[Exercise details] Write each of the records out again exactly.

[Exercise data Boundary: Start]

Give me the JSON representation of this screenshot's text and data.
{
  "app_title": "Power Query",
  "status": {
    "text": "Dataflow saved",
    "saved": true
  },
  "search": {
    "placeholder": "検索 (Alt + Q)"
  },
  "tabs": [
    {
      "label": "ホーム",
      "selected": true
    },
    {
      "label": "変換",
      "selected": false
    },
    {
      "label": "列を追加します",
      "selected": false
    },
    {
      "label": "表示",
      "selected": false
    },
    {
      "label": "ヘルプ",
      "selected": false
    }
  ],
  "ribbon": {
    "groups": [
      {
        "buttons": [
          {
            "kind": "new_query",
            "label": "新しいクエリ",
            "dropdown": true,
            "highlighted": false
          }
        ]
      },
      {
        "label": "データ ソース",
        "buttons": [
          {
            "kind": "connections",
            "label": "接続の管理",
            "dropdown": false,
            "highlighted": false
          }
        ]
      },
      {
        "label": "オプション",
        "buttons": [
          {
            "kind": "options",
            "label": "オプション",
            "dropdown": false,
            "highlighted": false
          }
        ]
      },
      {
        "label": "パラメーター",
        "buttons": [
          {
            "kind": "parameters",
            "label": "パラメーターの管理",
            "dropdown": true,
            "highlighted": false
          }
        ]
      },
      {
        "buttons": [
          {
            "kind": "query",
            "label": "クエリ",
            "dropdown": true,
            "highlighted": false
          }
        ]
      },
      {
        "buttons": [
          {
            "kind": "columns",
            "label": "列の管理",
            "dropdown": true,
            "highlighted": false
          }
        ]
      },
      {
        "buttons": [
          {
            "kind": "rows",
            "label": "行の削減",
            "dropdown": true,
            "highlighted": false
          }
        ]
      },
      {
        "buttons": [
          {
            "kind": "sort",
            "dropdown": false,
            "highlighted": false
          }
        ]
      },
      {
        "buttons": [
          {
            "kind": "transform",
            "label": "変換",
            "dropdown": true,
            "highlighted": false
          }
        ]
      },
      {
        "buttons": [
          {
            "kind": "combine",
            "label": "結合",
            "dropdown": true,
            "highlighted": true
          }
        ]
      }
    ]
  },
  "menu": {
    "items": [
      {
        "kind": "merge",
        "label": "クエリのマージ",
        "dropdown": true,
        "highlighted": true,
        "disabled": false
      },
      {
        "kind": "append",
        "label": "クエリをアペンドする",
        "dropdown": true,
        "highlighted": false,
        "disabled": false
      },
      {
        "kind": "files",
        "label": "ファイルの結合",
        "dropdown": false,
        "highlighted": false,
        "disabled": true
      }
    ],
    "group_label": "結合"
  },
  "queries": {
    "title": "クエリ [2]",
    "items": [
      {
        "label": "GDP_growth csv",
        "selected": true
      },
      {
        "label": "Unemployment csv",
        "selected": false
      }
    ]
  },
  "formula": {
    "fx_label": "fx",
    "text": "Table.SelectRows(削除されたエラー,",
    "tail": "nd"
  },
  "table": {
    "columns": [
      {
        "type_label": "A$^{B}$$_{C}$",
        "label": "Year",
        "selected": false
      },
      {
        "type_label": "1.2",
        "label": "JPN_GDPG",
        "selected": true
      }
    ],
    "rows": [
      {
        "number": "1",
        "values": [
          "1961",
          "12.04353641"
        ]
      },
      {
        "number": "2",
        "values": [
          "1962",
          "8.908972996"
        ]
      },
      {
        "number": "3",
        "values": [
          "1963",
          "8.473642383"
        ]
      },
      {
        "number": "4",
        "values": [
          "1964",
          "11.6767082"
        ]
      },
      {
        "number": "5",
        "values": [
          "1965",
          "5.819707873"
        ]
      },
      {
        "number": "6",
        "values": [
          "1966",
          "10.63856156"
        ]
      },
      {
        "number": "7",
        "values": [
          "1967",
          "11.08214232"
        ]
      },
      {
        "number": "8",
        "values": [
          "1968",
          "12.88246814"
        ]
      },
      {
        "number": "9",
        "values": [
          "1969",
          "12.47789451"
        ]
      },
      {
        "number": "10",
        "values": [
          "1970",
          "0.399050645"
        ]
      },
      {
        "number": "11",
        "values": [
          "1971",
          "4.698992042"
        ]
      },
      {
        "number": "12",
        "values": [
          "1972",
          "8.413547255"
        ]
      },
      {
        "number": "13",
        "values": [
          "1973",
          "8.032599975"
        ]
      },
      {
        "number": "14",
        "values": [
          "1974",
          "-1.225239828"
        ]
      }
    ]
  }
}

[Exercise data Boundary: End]

[Solution for this exercise]
Give me the JSON representation of this screenshot's text and data.
{
  "app_title": "Power Query",
  "status": {
    "text": "Dataflow saved",
    "saved": true
  },
  "search": {
    "placeholder": "検索 (Alt + Q)"
  },
  "tabs": [
    {
      "label": "ホーム",
      "selected": true
    },
    {
      "label": "変換",
      "selected": false
    },
    {
      "label": "列を追加します",
      "selected": false
    },
    {
      "label": "表示",
      "selected": false
    },
    {
      "label": "ヘルプ",
      "selected": false
    }
  ],
  "ribbon": {
    "groups": [
      {
        "buttons": [
          {
            "kind": "new_query",
            "label": "新しいクエリ",
            "dropdown": true,
            "highlighted": false
          }
        ]
      },
      {
        "label": "データ ソース",
        "buttons": [
          {
            "kind": "connections",
            "label": "接続の管理",
            "dropdown": false,
            "highlighted": false
          }
        ]
      },
      {
        "label": "オプション",
        "buttons": [
          {
            "kind": "options",
            "label": "オプション",
            "dropdown": false,
            "highlighted": false
          }
        ]
      },
      {
        "label": "パラメーター",
        "buttons": [
          {
            "kind": "parameters",
            "label": "パラメーターの管理",
            "dropdown": true,
            "highlighted": false
          }
        ]
      },
      {
        "buttons": [
          {
            "kind": "query",
            "label": "クエリ",
            "dropdown": true,
            "highlighted": false
          }
        ]
      },
      {
        "buttons": [
          {
            "kind": "columns",
            "label": "列の管理",
            "dropdown": true,
            "highlighted": false
          }
        ]
      },
      {
        "buttons": [
          {
            "kind": "rows",
            "label": "行の削減",
            "dropdown": true,
            "highlighted": false
          }
        ]
      },
      {
        "buttons": [
          {
            "kind": "sort",
            "dropdown": false,
            "highlighted": false
          }
        ]
      },
      {
        "buttons": [
          {
            "kind": "transform",
            "label": "変換",
            "dropdown": true,
            "highlighted": false
          }
        ]
      },
      {
        "buttons": [
          {
            "kind": "combine",
            "label": "結合",
            "dropdown": true,
            "highlighted": true
          }
        ]
      }
    ]
  },
  "menu": {
    "items": [
      {
        "kind": "merge",
        "label": "クエリのマージ",
        "dropdown": true,
        "highlighted": true,
        "disabled": false
      },
      {
        "kind": "append",
        "label": "クエリをアペンドする",
        "dropdown": true,
        "highlighted": false,
        "disabled": false
      },
      {
        "kind": "files",
        "label": "ファイルの結合",
        "dropdown": false,
        "highlighted": false,
        "disabled": true
      }
    ],
    "group_label": "結合"
  },
  "queries": {
    "title": "クエリ [2]",
    "items": [
      {
        "label": "GDP_growth csv",
        "selected": true
      },
      {
        "label": "Unemployment csv",
        "selected": false
      }
    ]
  },
  "formula": {
    "fx_label": "fx",
    "text": "Table.SelectRows(削除されたエラー,",
    "tail": "nd"
  },
  "table": {
    "columns": [
      {
        "type_label": "A$^{B}$$_{C}$",
        "label": "Year",
        "selected": false
      },
      {
        "type_label": "1.2",
        "label": "JPN_GDPG",
        "selected": true
      }
    ],
    "rows": [
      {
        "number": "1",
        "values": [
          "1961",
          "12.04353641"
        ]
      },
      {
        "number": "2",
        "values": [
          "1962",
          "8.908972996"
        ]
      },
      {
        "number": "3",
        "values": [
          "1963",
          "8.473642383"
        ]
      },
      {
        "number": "4",
        "values": [
          "1964",
          "11.6767082"
        ]
      },
      {
        "number": "5",
        "values": [
          "1965",
          "5.819707873"
        ]
      },
      {
        "number": "6",
        "values": [
          "1966",
          "10.63856156"
        ]
      },
      {
        "number": "7",
        "values": [
          "1967",
          "11.08214232"
        ]
      },
      {
        "number": "8",
        "values": [
          "1968",
          "12.88246814"
        ]
      },
      {
        "number": "9",
        "values": [
          "1969",
          "12.47789451"
        ]
      },
      {
        "number": "10",
        "values": [
          "1970",
          "0.399050645"
        ]
      },
      {
        "number": "11",
        "values": [
          "1971",
          "4.698992042"
        ]
      },
      {
        "number": "12",
        "values": [
          "1972",
          "8.413547255"
        ]
      },
      {
        "number": "13",
        "values": [
          "1973",
          "8.032599975"
        ]
      },
      {
        "number": "14",
        "values": [
          "1974",
          "-1.225239828"
        ]
      }
    ]
  }
}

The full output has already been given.